Re-measure your 1x6 base and cut your moulding to fit, mitering the edges.  To show how I laid out my molding onto the board, here is a breakdown of how it all sits pre-priming:

Attach your moulding to the 1x6 using wood glue and 5/8" finishing nails.  If you're like me, and no matter what you do your corners don't seem to match, keep some caulk close by.  You can fill in your corners with caulk, then sand them down before you add your wood filler.

Corners after caulking
Drying wood filler before final sanding
After the wood filler dried, I sanded it down and put on one more coat of primer on the whole piece, focusing on the filled areas.  Two coats of Valspar Spray Paint in Gloss White later, it was looking like this:

To hang it up, I screwed L-brackets into the inside of the top to later attach to the wall.  As you can see by the picture, clearly the inside and top are not perfection like the outside is.  But, I figure that's okay since no one will ever see that part.

We hung ours with the L bracket just slightly above the window and it gave great coverage of the ugly mounting brackets from our new solar shades.  Here's one last look at the finished product.  Not bad for a few hours of work, huh?
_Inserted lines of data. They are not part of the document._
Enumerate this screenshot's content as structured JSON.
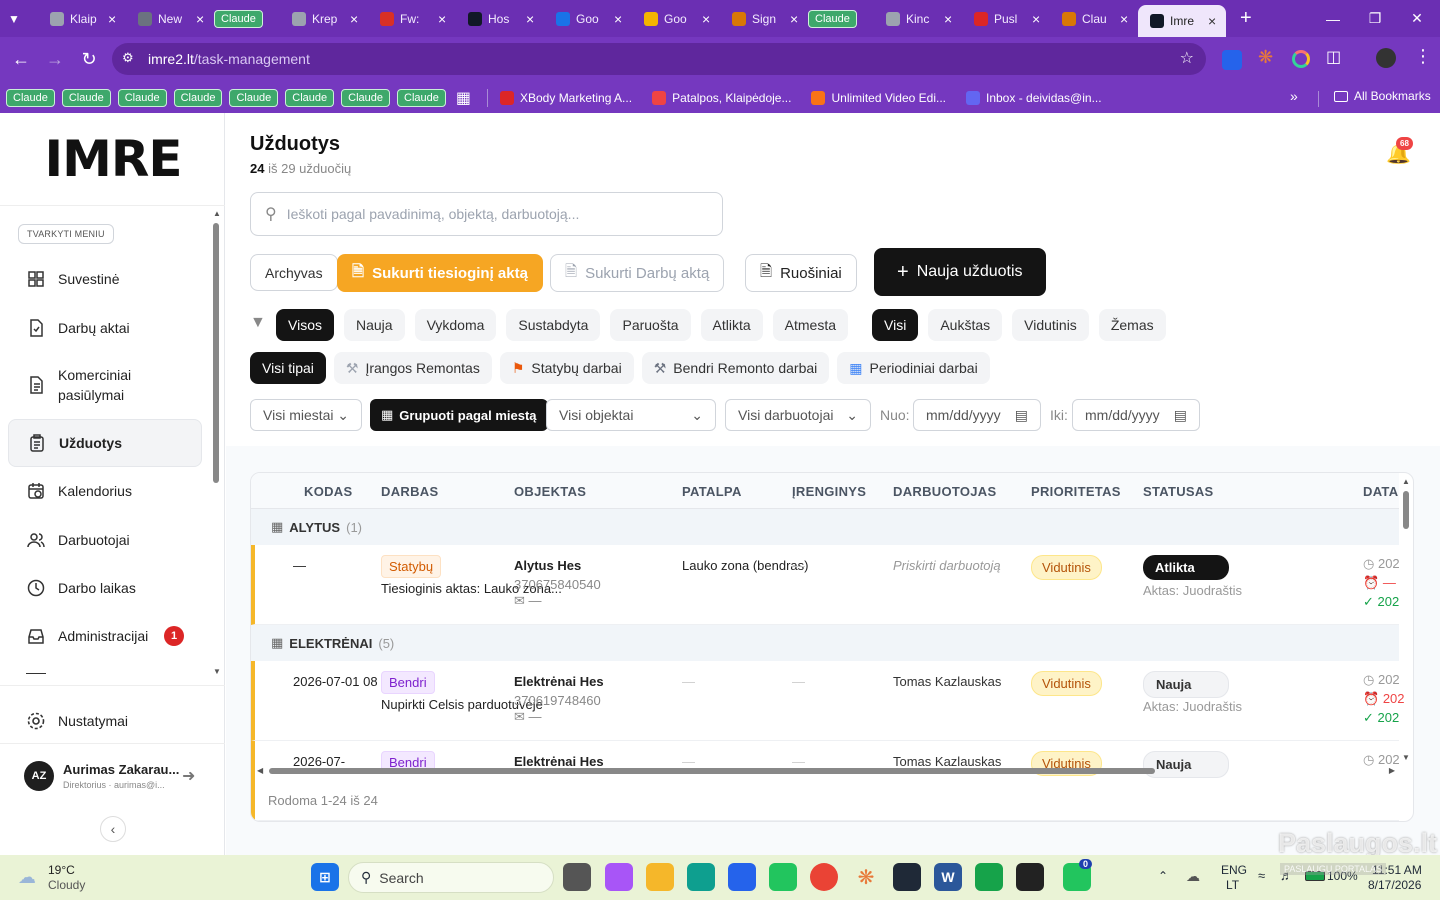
{
  "browser": {
    "tabs": [
      {
        "title": "Klaip",
        "color": "#9ca3af"
      },
      {
        "title": "New",
        "color": "#6b7280"
      },
      {
        "title": "Claude",
        "grouped": true
      },
      {
        "title": "Krep",
        "color": "#9ca3af"
      },
      {
        "title": "Fw:",
        "color": "#d93025"
      },
      {
        "title": "Hos",
        "color": "#111827"
      },
      {
        "title": "Goo",
        "color": "#1a73e8"
      },
      {
        "title": "Goo",
        "color": "#f4b400"
      },
      {
        "title": "Sign",
        "color": "#d97706"
      },
      {
        "title": "Claude",
        "grouped": true
      },
      {
        "title": "Kinc",
        "color": "#9ca3af"
      },
      {
        "title": "Pusl",
        "color": "#dc2626"
      },
      {
        "title": "Clau",
        "color": "#d97706"
      },
      {
        "title": "Imre",
        "color": "#111827",
        "active": true
      }
    ],
    "url_host": "imre2.lt",
    "url_path": "/task-management",
    "bookmarks": {
      "claude_chips": [
        "Claude",
        "Claude",
        "Claude",
        "Claude",
        "Claude",
        "Claude",
        "Claude",
        "Claude"
      ],
      "links": [
        {
          "label": "XBody Marketing A...",
          "color": "#dc2626"
        },
        {
          "label": "Patalpos, Klaipėdoje...",
          "color": "#ef4444"
        },
        {
          "label": "Unlimited Video Edi...",
          "color": "#f97316"
        },
        {
          "label": "Inbox - deividas@in...",
          "color": "#6366f1"
        }
      ],
      "all_bookmarks": "All Bookmarks"
    }
  },
  "sidebar": {
    "logo": "IMRE",
    "manage_menu": "TVARKYTI MENIU",
    "items": [
      {
        "label": "Suvestinė",
        "icon": "grid-icon"
      },
      {
        "label": "Darbų aktai",
        "icon": "document-check-icon"
      },
      {
        "label": "Komerciniai pasiūlymai",
        "icon": "document-text-icon"
      },
      {
        "label": "Užduotys",
        "icon": "clipboard-icon",
        "active": true
      },
      {
        "label": "Kalendorius",
        "icon": "calendar-icon"
      },
      {
        "label": "Darbuotojai",
        "icon": "users-icon"
      },
      {
        "label": "Darbo laikas",
        "icon": "clock-icon"
      },
      {
        "label": "Administracijai",
        "icon": "inbox-icon",
        "badge": "1"
      }
    ],
    "settings": "Nustatymai",
    "user": {
      "initials": "AZ",
      "name": "Aurimas Zakarau...",
      "role": "Direktorius · aurimas@i..."
    }
  },
  "header": {
    "title": "Užduotys",
    "count_shown": "24",
    "count_rest": "iš 29 užduočių",
    "notifications": "68"
  },
  "search": {
    "placeholder": "Ieškoti pagal pavadinimą, objektą, darbuotoją..."
  },
  "actions": {
    "archive": "Archyvas",
    "create_direct": "Sukurti tiesioginį aktą",
    "create_work": "Sukurti Darbų aktą",
    "drafts": "Ruošiniai",
    "new_task": "Nauja užduotis"
  },
  "status_filters": [
    "Visos",
    "Nauja",
    "Vykdoma",
    "Sustabdyta",
    "Paruošta",
    "Atlikta",
    "Atmesta"
  ],
  "status_filter_active": "Visos",
  "priority_filters": [
    "Visi",
    "Aukštas",
    "Vidutinis",
    "Žemas"
  ],
  "priority_filter_active": "Visi",
  "type_filters": [
    {
      "label": "Visi tipai",
      "active": true
    },
    {
      "label": "Įrangos Remontas",
      "icon": "wrench-icon"
    },
    {
      "label": "Statybų darbai",
      "icon": "crane-icon"
    },
    {
      "label": "Bendri Remonto darbai",
      "icon": "tools-icon"
    },
    {
      "label": "Periodiniai darbai",
      "icon": "calendar-icon"
    }
  ],
  "filters": {
    "city": "Visi miestai",
    "group_by_city": "Grupuoti pagal miestą",
    "objects": "Visi objektai",
    "employees": "Visi darbuotojai",
    "from_label": "Nuo:",
    "to_label": "Iki:",
    "date_placeholder": "mm/dd/yyyy"
  },
  "table": {
    "columns": [
      "KODAS",
      "DARBAS",
      "OBJEKTAS",
      "PATALPA",
      "ĮRENGINYS",
      "DARBUOTOJAS",
      "PRIORITETAS",
      "STATUSAS",
      "DATA"
    ],
    "groups": [
      {
        "name": "ALYTUS",
        "count": "(1)",
        "rows": [
          {
            "code": "—",
            "type": "Statybų",
            "task": "Tiesioginis aktas: Lauko zona...",
            "object": "Alytus Hes",
            "phone": "370675840540",
            "email": "—",
            "room": "Lauko zona (bendras)",
            "device": "—",
            "employee": "Priskirti darbuotoją",
            "priority": "Vidutinis",
            "status": "Atlikta",
            "act": "Aktas: Juodraštis",
            "dates": [
              "202",
              "—",
              "202"
            ]
          }
        ]
      },
      {
        "name": "ELEKTRĖNAI",
        "count": "(5)",
        "rows": [
          {
            "code": "2026-07-01 08",
            "type": "Bendri",
            "task": "Nupirkti Celsis parduotuvėje",
            "object": "Elektrėnai Hes",
            "phone": "370619748460",
            "email": "—",
            "room": "—",
            "device": "—",
            "employee": "Tomas Kazlauskas",
            "priority": "Vidutinis",
            "status": "Nauja",
            "act": "Aktas: Juodraštis",
            "dates": [
              "202",
              "202",
              "202"
            ]
          },
          {
            "code": "2026-07-",
            "type": "Bendri",
            "task": "",
            "object": "Elektrėnai Hes",
            "phone": "",
            "email": "",
            "room": "—",
            "device": "—",
            "employee": "Tomas Kazlauskas",
            "priority": "Vidutinis",
            "status": "Nauja",
            "act": "",
            "dates": [
              "202"
            ]
          }
        ]
      }
    ],
    "footer": "Rodoma 1-24 iš 24"
  },
  "taskbar": {
    "weather_temp": "19°C",
    "weather_desc": "Cloudy",
    "search": "Search",
    "lang": "ENG",
    "lang2": "LT",
    "battery": "100%",
    "time": "11:51 AM",
    "date": "8/17/2026",
    "whatsapp_badge": "0"
  },
  "watermark": {
    "text": "Paslaugos.lt",
    "subtext": "PASLAUGŲ PORTALAS"
  },
  "colors": {
    "accent": "#f5a623",
    "dark": "#141414",
    "chrome": "#7538bf",
    "taskbar": "#eaf3d6"
  }
}
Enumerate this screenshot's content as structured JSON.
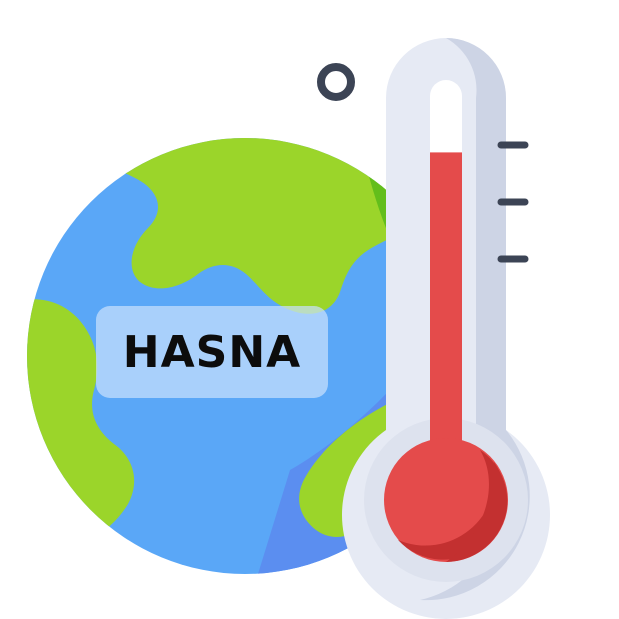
{
  "label": {
    "text": "HASNA"
  },
  "icons": {
    "globe": "globe-icon",
    "thermometer": "thermometer-icon",
    "degree_ring": "degree-ring-icon"
  },
  "colors": {
    "ocean": "#5aa7f7",
    "ocean_shade": "#5b8ef0",
    "land": "#9bd52a",
    "land_shade": "#63be1b",
    "glass": "#e6eaf4",
    "glass_shade": "#cdd4e5",
    "mercury": "#e44b4b",
    "mercury_shade": "#c33030",
    "tick": "#3c4455",
    "label_bg": "#c8e1fc",
    "label_text": "#0c0c0c"
  },
  "thermometer": {
    "level": 0.84
  }
}
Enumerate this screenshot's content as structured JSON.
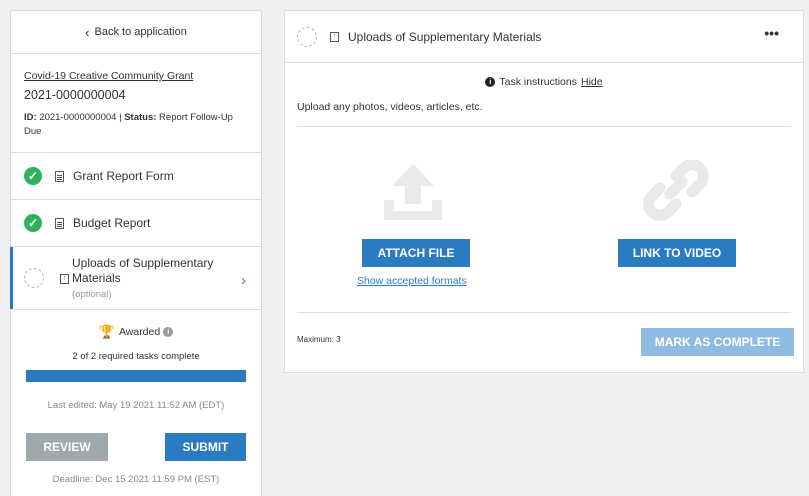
{
  "sidebar": {
    "back_label": "Back to application",
    "grant_name": "Covid-19 Creative Community Grant",
    "grant_number": "2021-0000000004",
    "id_label": "ID:",
    "id_value": "2021-0000000004",
    "status_label": "Status:",
    "status_value": "Report Follow-Up Due",
    "tasks": [
      {
        "label": "Grant Report Form",
        "state": "complete",
        "icon": "document-icon"
      },
      {
        "label": "Budget Report",
        "state": "complete",
        "icon": "document-icon"
      },
      {
        "label_line1": "Uploads of Supplementary",
        "label_line2": "Materials",
        "note": "(optional)",
        "state": "incomplete",
        "icon": "upload-icon",
        "active": true
      }
    ],
    "awarded_label": "Awarded",
    "required_tasks": "2 of 2 required tasks complete",
    "progress_fraction": 1.0,
    "last_edited": "Last edited: May 19 2021 11:52 AM (EDT)",
    "review_label": "REVIEW",
    "submit_label": "SUBMIT",
    "deadline": "Deadline: Dec 15 2021 11:59 PM (EST)"
  },
  "main": {
    "title": "Uploads of Supplementary Materials",
    "more_label": "•••",
    "instructions_label": "Task instructions",
    "hide_label": "Hide",
    "description": "Upload any photos, videos, articles, etc.",
    "attach_label": "ATTACH FILE",
    "formats_label": "Show accepted formats",
    "link_label": "LINK TO VIDEO",
    "maximum_label": "Maximum: 3",
    "mark_complete_label": "MARK AS COMPLETE"
  },
  "colors": {
    "accent": "#2b7bc2",
    "success": "#2eb35c",
    "disabled_accent": "#8fbbe3",
    "neutral_button": "#9ea8ad"
  }
}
So, for those of you interested, here's how the costs of this project broke down for three valances:

2 - 1x6 boards @ 6 feet long - $6.12 1 - 1x6 board @ 4 feet long - $2.71 (since one window is smaller, I used a shorter board to save some cash.) 2 - 8 foot long pieces of bottom moulding - $8.52 2 - 8 foot long pieces of top moulding - $40.72 (let me just say, "ouch" on this one. You could most likely do a lot cheaper than me on this, but the husband talked me into the fancier, expensive moulding. Shame on him.) 2 - cans of Valspar Spray Paint in White Gloss - $8.52 1 - can of Killz Odorless Spray Primer - $0 (already had) 6 - L Brackets - $0 (already had) Nails, wood glue - $0 (already had) When you add up all of the materials and divide them out by the three valances, it comes out to $22.20 per valance.  Considering that we totally splurged on the fancy top moulding, I'm definitely happy with this number.  Doing a quick google search for "wood window valance" showed me mostly $200 and above options, so I feel like I totally saved some money here. Hope you all enjoy your new valances as much as I do!

2 Replies to “DIY Window Valance”

Leave a Reply

Your email address will not be published. Required fields are marked *